The very important Dictionary.com defines a prank as “a trick of an amusing, playful, or sometimes malicious nature.” As someone who has a disposition that is amusing, playful, and sometimes malicious (I promise, I’m not a horrible person), naturally, I love pulling pranks or just messing with people in general. These posts will chronicle my journey on the path to trickery Zen.
I live in an apartment complex that is gated. There’s a driveway for residents where we can use our clickers to open the gate and speed to our parking spots and then apartments. But there’s also a side driveway with a keypad so visitors can call the people they’re visiting, said resident can open the gate, and the visitor can come inside and park her/his car. This is a genius but simple concept to create a separate driveway for visitors so they don’t block the way for other residents as they wait to be let in.
Most visitors do like they’re supposed to. Thank you, mindful visitors! Others idle in the resident driveway.
These idlers either 1. Don’t understand the simple concept of two different driveways, or 2. Don’t give a hoot and inconvenience residents, forcing residents to let them into the complex. Signs point to the latter.
Because I’m paying to live somewhere that has a gate, I deserve the security (or semblance of) a gate can provide, which includes keeping out the creeps. If you skip the visitor driveway and don’t have a clicker, I’m going to assume that you’re a run-of-the-mill creep whose motivations are nefarious. In other words: sketchy.

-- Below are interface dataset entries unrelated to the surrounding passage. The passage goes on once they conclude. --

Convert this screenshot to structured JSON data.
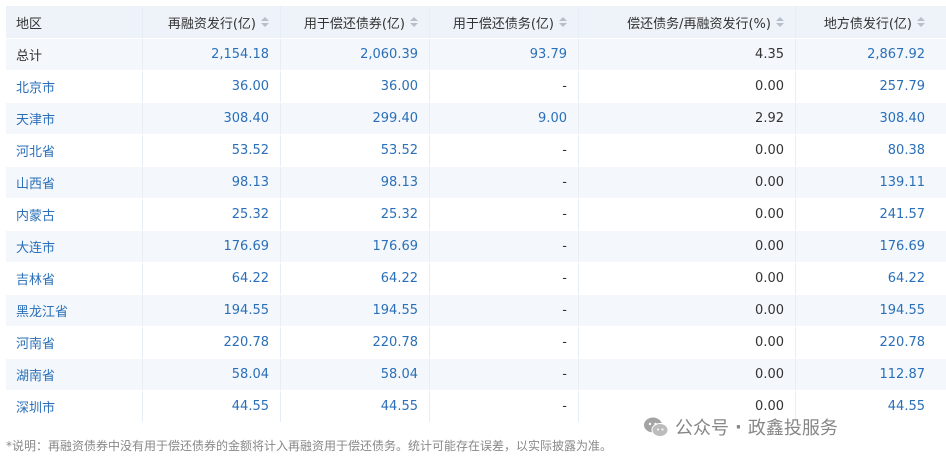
{
  "table": {
    "headers": [
      "地区",
      "再融资发行(亿)",
      "用于偿还债券(亿)",
      "用于偿还债务(亿)",
      "偿还债务/再融资发行(%)",
      "地方债发行(亿)"
    ],
    "rows": [
      {
        "region": "总计",
        "refinance": "2,154.18",
        "repay_bonds": "2,060.39",
        "repay_debt": "93.79",
        "ratio": "4.35",
        "local_debt": "2,867.92"
      },
      {
        "region": "北京市",
        "refinance": "36.00",
        "repay_bonds": "36.00",
        "repay_debt": "-",
        "ratio": "0.00",
        "local_debt": "257.79"
      },
      {
        "region": "天津市",
        "refinance": "308.40",
        "repay_bonds": "299.40",
        "repay_debt": "9.00",
        "ratio": "2.92",
        "local_debt": "308.40"
      },
      {
        "region": "河北省",
        "refinance": "53.52",
        "repay_bonds": "53.52",
        "repay_debt": "-",
        "ratio": "0.00",
        "local_debt": "80.38"
      },
      {
        "region": "山西省",
        "refinance": "98.13",
        "repay_bonds": "98.13",
        "repay_debt": "-",
        "ratio": "0.00",
        "local_debt": "139.11"
      },
      {
        "region": "内蒙古",
        "refinance": "25.32",
        "repay_bonds": "25.32",
        "repay_debt": "-",
        "ratio": "0.00",
        "local_debt": "241.57"
      },
      {
        "region": "大连市",
        "refinance": "176.69",
        "repay_bonds": "176.69",
        "repay_debt": "-",
        "ratio": "0.00",
        "local_debt": "176.69"
      },
      {
        "region": "吉林省",
        "refinance": "64.22",
        "repay_bonds": "64.22",
        "repay_debt": "-",
        "ratio": "0.00",
        "local_debt": "64.22"
      },
      {
        "region": "黑龙江省",
        "refinance": "194.55",
        "repay_bonds": "194.55",
        "repay_debt": "-",
        "ratio": "0.00",
        "local_debt": "194.55"
      },
      {
        "region": "河南省",
        "refinance": "220.78",
        "repay_bonds": "220.78",
        "repay_debt": "-",
        "ratio": "0.00",
        "local_debt": "220.78"
      },
      {
        "region": "湖南省",
        "refinance": "58.04",
        "repay_bonds": "58.04",
        "repay_debt": "-",
        "ratio": "0.00",
        "local_debt": "112.87"
      },
      {
        "region": "深圳市",
        "refinance": "44.55",
        "repay_bonds": "44.55",
        "repay_debt": "-",
        "ratio": "0.00",
        "local_debt": "44.55"
      }
    ]
  },
  "footnote": "*说明：再融资债券中没有用于偿还债券的金额将计入再融资用于偿还债务。统计可能存在误差，以实际披露为准。",
  "watermark": {
    "source": "公众号",
    "separator": "·",
    "account": "政鑫投服务"
  },
  "colors": {
    "link": "#2a6fb8",
    "header_bg": "#eef3f9",
    "stripe_bg": "#f4f8fc",
    "text": "#333333"
  }
}
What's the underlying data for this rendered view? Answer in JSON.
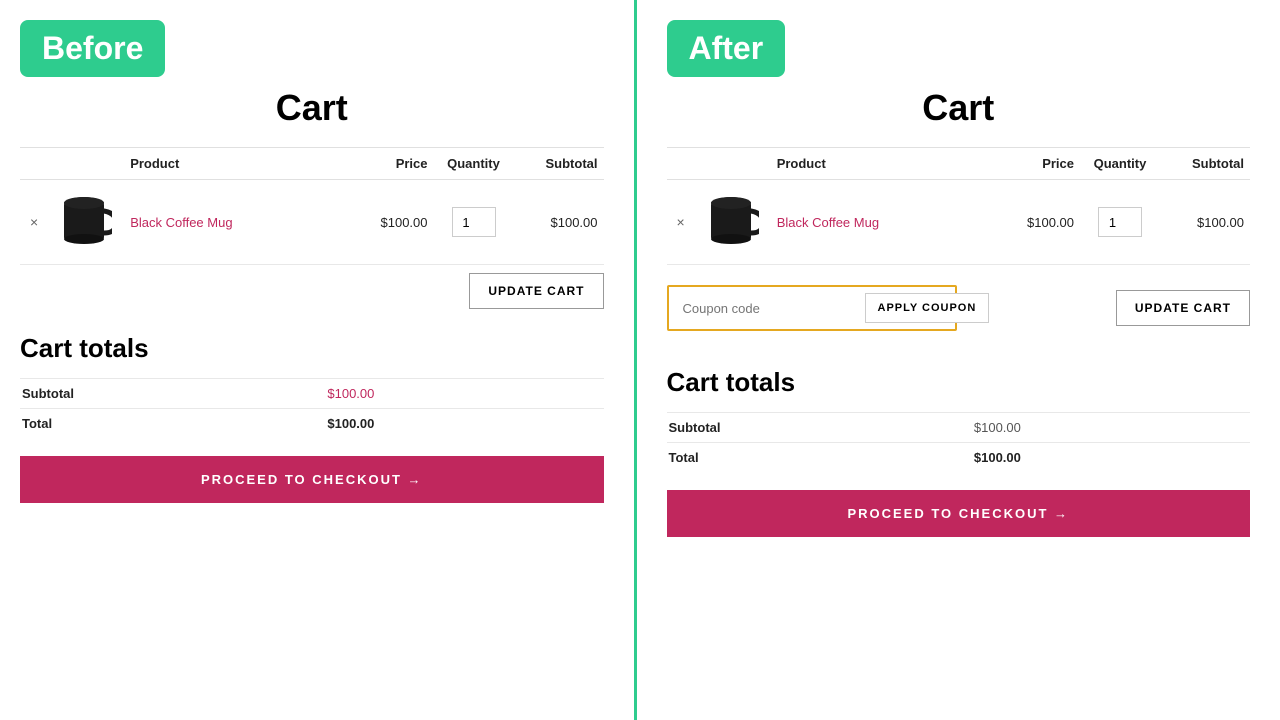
{
  "before": {
    "badge": "Before",
    "cart_title": "Cart",
    "table": {
      "headers": [
        "Product",
        "Price",
        "Quantity",
        "Subtotal"
      ],
      "row": {
        "product_name": "Black Coffee Mug",
        "price": "$100.00",
        "qty": "1",
        "subtotal": "$100.00"
      }
    },
    "update_cart_label": "UPDATE CART",
    "cart_totals_title": "Cart totals",
    "totals": {
      "subtotal_label": "Subtotal",
      "subtotal_value": "$100.00",
      "total_label": "Total",
      "total_value": "$100.00"
    },
    "checkout_label": "PROCEED TO CHECKOUT →"
  },
  "after": {
    "badge": "After",
    "cart_title": "Cart",
    "table": {
      "headers": [
        "Product",
        "Price",
        "Quantity",
        "Subtotal"
      ],
      "row": {
        "product_name": "Black Coffee Mug",
        "price": "$100.00",
        "qty": "1",
        "subtotal": "$100.00"
      }
    },
    "coupon": {
      "placeholder": "Coupon code",
      "apply_label": "APPLY COUPON"
    },
    "update_cart_label": "UPDATE CART",
    "cart_totals_title": "Cart totals",
    "totals": {
      "subtotal_label": "Subtotal",
      "subtotal_value": "$100.00",
      "total_label": "Total",
      "total_value": "$100.00"
    },
    "checkout_label": "PROCEED TO CHECKOUT →"
  },
  "divider_color": "#2ecc8e",
  "badge_color": "#2ecc8e",
  "link_color": "#c0275d",
  "checkout_bg": "#c0275d"
}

I never let resident driveway squatters into the complex. I simply wait until they turn around and take their rightful spot in the visitor driveway…or they weasel their way in the exit after a car leaves the apartments. Sometimes, the squatter just squats, and by consequence, so do I.
On day, one of my roommates and I were stuck behind a frequent squatter in a nice, silver sedan. He kept inching forward, assuming that the entrance gate works on the same automatic system as the exit gate.
“You need a clicker, a-hole,” my roommate bluntly said to the squatter in the nice, silver sedan.
“Wait, let him get closer to the gate, then open it,” I replied.
We giggled like we were two kids who brought their mom a glass of water when she asked for ice water. See, there’s no ice?! Hehehe. Anyway, he got about a foot away from the gate, and then my roommate used her awesome clicker power.
Because the squatter in the nice, silver sedan squats so often, I’ve decided to play the game: “See how close he’s willing to get this time.” This dance has gone on for a few weeks, equaling four encounters, each ending in him getting incrementally closer to the gate before it magically opens. I imagine the tension mounting in his car as he approaches the gate and the relief he must feel when the gate opens. And we can only guess what will happen when I’m not there with my clicker.
In this case, the prank may be lame and slightly malicious, but I believe that the squatter in the nice, silver sedan proves that a non-resident that uses the resident driveway can be both inconsiderate and unintelligent.
Leslie Michaels is currently a Level 2 improv student at the DCH Training Center. She spends her spare time riding her bicycle, playing Ultimate Frisbee, or hanging out with her boyfriend, Netflix. She still questions whether she’s a dog person or a cat person.
(Image: Antti T. Nissinen/Creative Commons)